━━ THE RECORDS ━━

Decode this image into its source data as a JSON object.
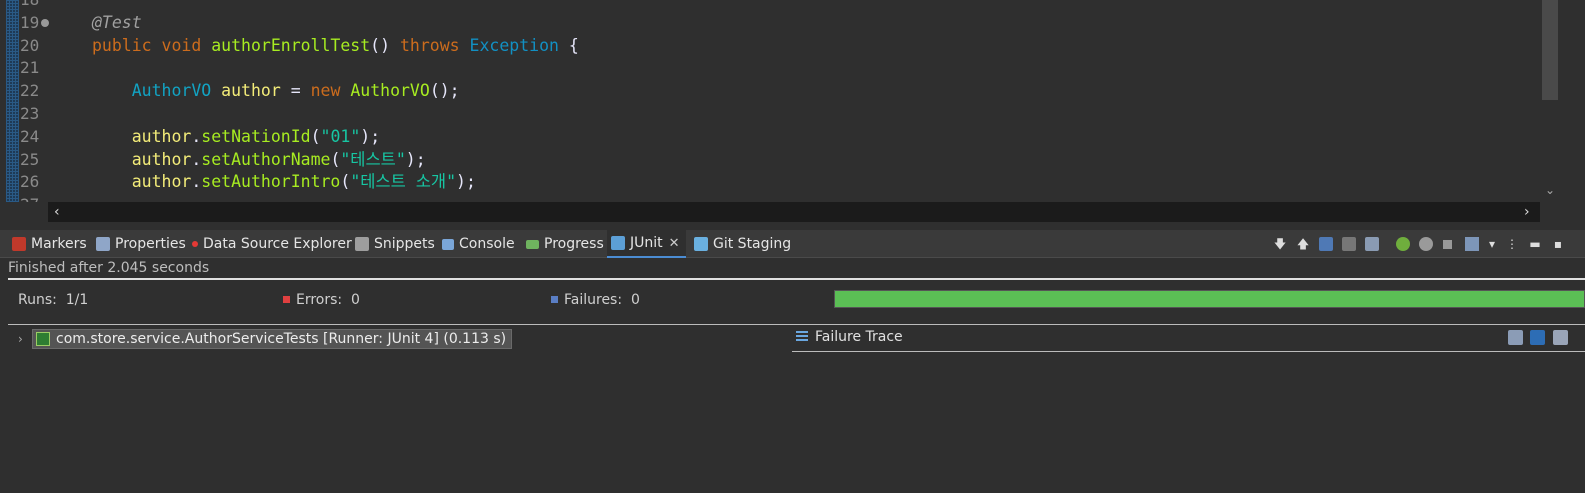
{
  "editor": {
    "lines": [
      {
        "num": "18",
        "tokens": []
      },
      {
        "num": "19",
        "tokens": [
          {
            "c": "annot",
            "t": "@Test"
          }
        ]
      },
      {
        "num": "20",
        "tokens": [
          {
            "c": "kw",
            "t": "public "
          },
          {
            "c": "kw",
            "t": "void "
          },
          {
            "c": "fn",
            "t": "authorEnrollTest"
          },
          {
            "c": "op",
            "t": "() "
          },
          {
            "c": "kw",
            "t": "throws "
          },
          {
            "c": "typ",
            "t": "Exception"
          },
          {
            "c": "op",
            "t": " {"
          }
        ]
      },
      {
        "num": "21",
        "tokens": []
      },
      {
        "num": "22",
        "tokens": [
          {
            "c": "op",
            "t": "    "
          },
          {
            "c": "typ2",
            "t": "AuthorVO "
          },
          {
            "c": "var",
            "t": "author"
          },
          {
            "c": "op",
            "t": " = "
          },
          {
            "c": "kw",
            "t": "new "
          },
          {
            "c": "fn",
            "t": "AuthorVO"
          },
          {
            "c": "op",
            "t": "();"
          }
        ]
      },
      {
        "num": "23",
        "tokens": []
      },
      {
        "num": "24",
        "tokens": [
          {
            "c": "op",
            "t": "    "
          },
          {
            "c": "var",
            "t": "author"
          },
          {
            "c": "op",
            "t": "."
          },
          {
            "c": "fn",
            "t": "setNationId"
          },
          {
            "c": "op",
            "t": "("
          },
          {
            "c": "str",
            "t": "\"01\""
          },
          {
            "c": "op",
            "t": ");"
          }
        ]
      },
      {
        "num": "25",
        "tokens": [
          {
            "c": "op",
            "t": "    "
          },
          {
            "c": "var",
            "t": "author"
          },
          {
            "c": "op",
            "t": "."
          },
          {
            "c": "fn",
            "t": "setAuthorName"
          },
          {
            "c": "op",
            "t": "("
          },
          {
            "c": "str",
            "t": "\"테스트\""
          },
          {
            "c": "op",
            "t": ");"
          }
        ]
      },
      {
        "num": "26",
        "tokens": [
          {
            "c": "op",
            "t": "    "
          },
          {
            "c": "var",
            "t": "author"
          },
          {
            "c": "op",
            "t": "."
          },
          {
            "c": "fn",
            "t": "setAuthorIntro"
          },
          {
            "c": "op",
            "t": "("
          },
          {
            "c": "str",
            "t": "\"테스트 소개\""
          },
          {
            "c": "op",
            "t": ");"
          }
        ]
      },
      {
        "num": "27",
        "tokens": []
      }
    ]
  },
  "tabs": [
    {
      "label": "Markers",
      "icon": "markers-icon",
      "color": "#c0392b"
    },
    {
      "label": "Properties",
      "icon": "properties-icon",
      "color": "#8fa6c8"
    },
    {
      "label": "Data Source Explorer",
      "icon": "data-source-icon",
      "color": "#e53935"
    },
    {
      "label": "Snippets",
      "icon": "snippets-icon",
      "color": "#9e9e9e"
    },
    {
      "label": "Console",
      "icon": "console-icon",
      "color": "#7aa6d8"
    },
    {
      "label": "Progress",
      "icon": "progress-icon",
      "color": "#6fb35f"
    },
    {
      "label": "JUnit",
      "icon": "junit-icon",
      "color": "#5c9fd6"
    },
    {
      "label": "Git Staging",
      "icon": "git-staging-icon",
      "color": "#6ab0e0"
    }
  ],
  "junit": {
    "finished": "Finished after 2.045 seconds",
    "runs_label": "Runs:",
    "runs_value": "1/1",
    "errors_label": "Errors:",
    "errors_value": "0",
    "failures_label": "Failures:",
    "failures_value": "0",
    "progress": 1.0,
    "progress_color": "#5bbf55",
    "test_item": "com.store.service.AuthorServiceTests [Runner: JUnit 4] (0.113 s)",
    "failure_trace": "Failure Trace"
  },
  "colors": {
    "background": "#2f2f2f",
    "keyword": "#cc6c1d",
    "string": "#17c6a3",
    "method": "#a7ec21"
  }
}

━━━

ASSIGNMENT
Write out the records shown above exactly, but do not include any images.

ANSWER TO THE PROBLEM
Decode this image into its source data as a JSON object.
{
  "editor": {
    "lines": [
      {
        "num": "18",
        "tokens": []
      },
      {
        "num": "19",
        "tokens": [
          {
            "c": "annot",
            "t": "@Test"
          }
        ]
      },
      {
        "num": "20",
        "tokens": [
          {
            "c": "kw",
            "t": "public "
          },
          {
            "c": "kw",
            "t": "void "
          },
          {
            "c": "fn",
            "t": "authorEnrollTest"
          },
          {
            "c": "op",
            "t": "() "
          },
          {
            "c": "kw",
            "t": "throws "
          },
          {
            "c": "typ",
            "t": "Exception"
          },
          {
            "c": "op",
            "t": " {"
          }
        ]
      },
      {
        "num": "21",
        "tokens": []
      },
      {
        "num": "22",
        "tokens": [
          {
            "c": "op",
            "t": "    "
          },
          {
            "c": "typ2",
            "t": "AuthorVO "
          },
          {
            "c": "var",
            "t": "author"
          },
          {
            "c": "op",
            "t": " = "
          },
          {
            "c": "kw",
            "t": "new "
          },
          {
            "c": "fn",
            "t": "AuthorVO"
          },
          {
            "c": "op",
            "t": "();"
          }
        ]
      },
      {
        "num": "23",
        "tokens": []
      },
      {
        "num": "24",
        "tokens": [
          {
            "c": "op",
            "t": "    "
          },
          {
            "c": "var",
            "t": "author"
          },
          {
            "c": "op",
            "t": "."
          },
          {
            "c": "fn",
            "t": "setNationId"
          },
          {
            "c": "op",
            "t": "("
          },
          {
            "c": "str",
            "t": "\"01\""
          },
          {
            "c": "op",
            "t": ");"
          }
        ]
      },
      {
        "num": "25",
        "tokens": [
          {
            "c": "op",
            "t": "    "
          },
          {
            "c": "var",
            "t": "author"
          },
          {
            "c": "op",
            "t": "."
          },
          {
            "c": "fn",
            "t": "setAuthorName"
          },
          {
            "c": "op",
            "t": "("
          },
          {
            "c": "str",
            "t": "\"테스트\""
          },
          {
            "c": "op",
            "t": ");"
          }
        ]
      },
      {
        "num": "26",
        "tokens": [
          {
            "c": "op",
            "t": "    "
          },
          {
            "c": "var",
            "t": "author"
          },
          {
            "c": "op",
            "t": "."
          },
          {
            "c": "fn",
            "t": "setAuthorIntro"
          },
          {
            "c": "op",
            "t": "("
          },
          {
            "c": "str",
            "t": "\"테스트 소개\""
          },
          {
            "c": "op",
            "t": ");"
          }
        ]
      },
      {
        "num": "27",
        "tokens": []
      }
    ]
  },
  "tabs": [
    {
      "label": "Markers",
      "icon": "markers-icon",
      "color": "#c0392b"
    },
    {
      "label": "Properties",
      "icon": "properties-icon",
      "color": "#8fa6c8"
    },
    {
      "label": "Data Source Explorer",
      "icon": "data-source-icon",
      "color": "#e53935"
    },
    {
      "label": "Snippets",
      "icon": "snippets-icon",
      "color": "#9e9e9e"
    },
    {
      "label": "Console",
      "icon": "console-icon",
      "color": "#7aa6d8"
    },
    {
      "label": "Progress",
      "icon": "progress-icon",
      "color": "#6fb35f"
    },
    {
      "label": "JUnit",
      "icon": "junit-icon",
      "color": "#5c9fd6"
    },
    {
      "label": "Git Staging",
      "icon": "git-staging-icon",
      "color": "#6ab0e0"
    }
  ],
  "junit": {
    "finished": "Finished after 2.045 seconds",
    "runs_label": "Runs:",
    "runs_value": "1/1",
    "errors_label": "Errors:",
    "errors_value": "0",
    "failures_label": "Failures:",
    "failures_value": "0",
    "progress": 1.0,
    "progress_color": "#5bbf55",
    "test_item": "com.store.service.AuthorServiceTests [Runner: JUnit 4] (0.113 s)",
    "failure_trace": "Failure Trace"
  },
  "colors": {
    "background": "#2f2f2f",
    "keyword": "#cc6c1d",
    "string": "#17c6a3",
    "method": "#a7ec21"
  }
}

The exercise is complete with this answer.